Schaeuble told Bild am Sonntag in unusually blunt language that Greece has forfeited much of Europe's trust during the sovereign debt crisis, as reflected in an opinion poll covering the euro zone's four biggest nations and published in the paper.
”The most important task facing new Prime Minister (Antonis) Samaras is to enact the program agreed upon quickly and without further delay instead of asking how much more others can do for Greece, said Schaeuble, a close ally of Chancellor Angela Merkel and Europe's most powerful finance minister.
Greece's new three-party coalition government said it would renegotiate the terms of the 130-billion-Euro bailout deal that is helping the country avoid bankruptcy.
The coalition's platform particularly challenges Euro zone paymaster Germany, which has offered to adjust the lifeline's terms to make up for time lost as a result of two Greek elections since May, but refuses to revise it radically.
Greece wants a two-year extension to the 2014 deadline for it to cut its budget deficit to 2.1% of national economic output, from 9.3% in 2011. The extension would require an extra 16 to 20 billion Euros in foreign funding.
The ball is now in Greece's court said Schaeuble. It's in their hands to win back the confidence of the people of Europe. They're only going to accomplish that with concrete actions and deeds.
The poll of 4,000 people in Germany, France, Spain and Italy showed 78% of Germans and 65%of French people wanted Greece to leave the Euro zone, with 51% in Spain and 49% in Italy also backing a Greek exit.
Big majorities in all four countries, which have a combined population of 254 million, did not expect that Greece would ever repay its bailout loans.
The poll, conducted by the Ifop Institute for Bild am Sonntag and leading newspapers in France, Spain and Italy, showed only small minorities in the four states want to scrap the euro and return to their respective national currencies.
The poll shows two things, Schaeuble said. An overwhelming majority wants the Euro ...and secondly it shows how much trust Greece has forfeited among Europeans.”

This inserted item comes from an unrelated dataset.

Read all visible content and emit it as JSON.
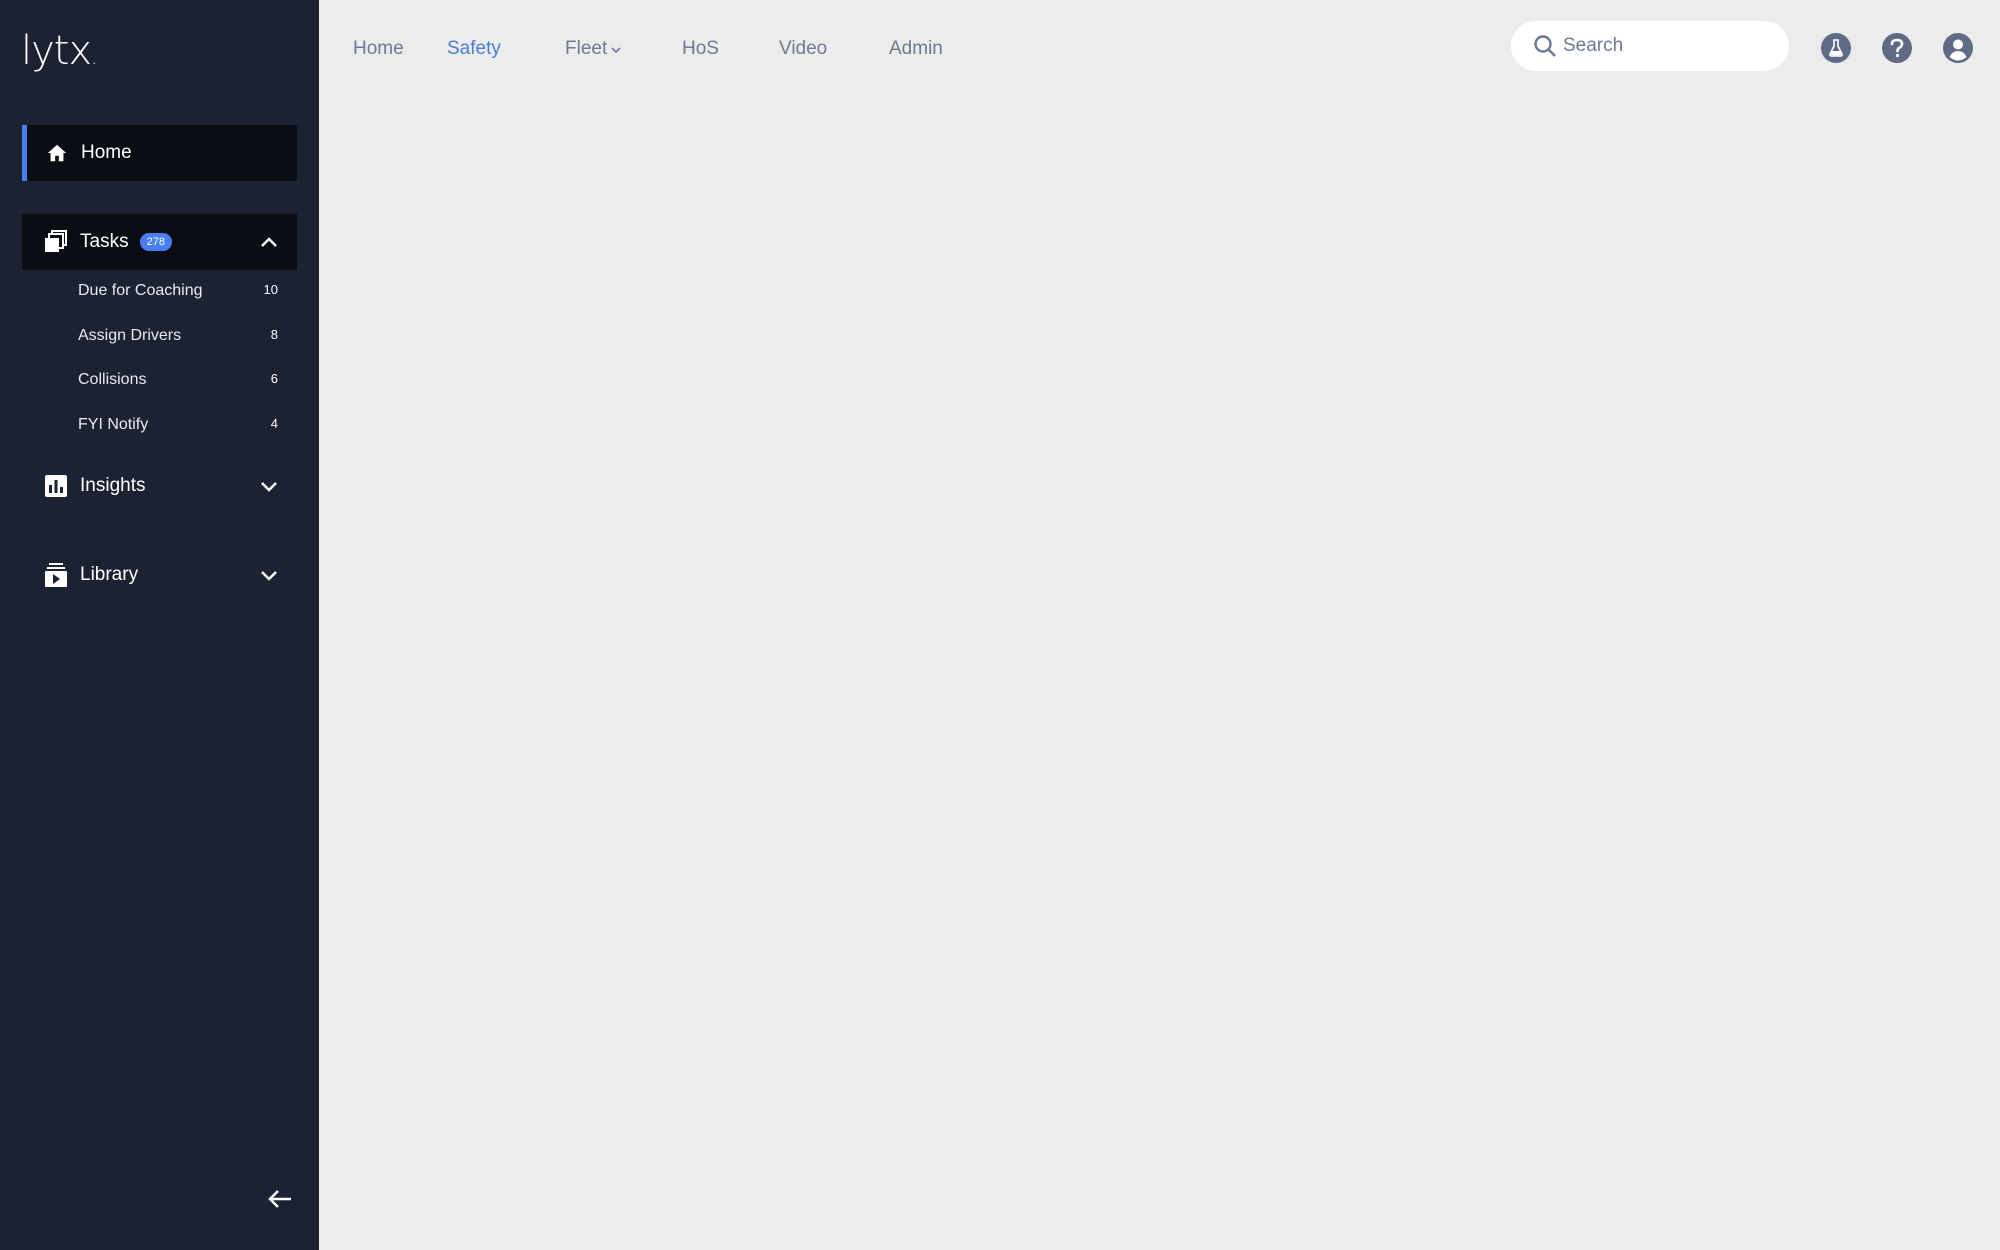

The new government must now work to fix its public finances while negotiating with Euro zone leaders who are losing patience with Athens after two multi-billion-Euro bailouts since 2010 that have failed to stem the crisis.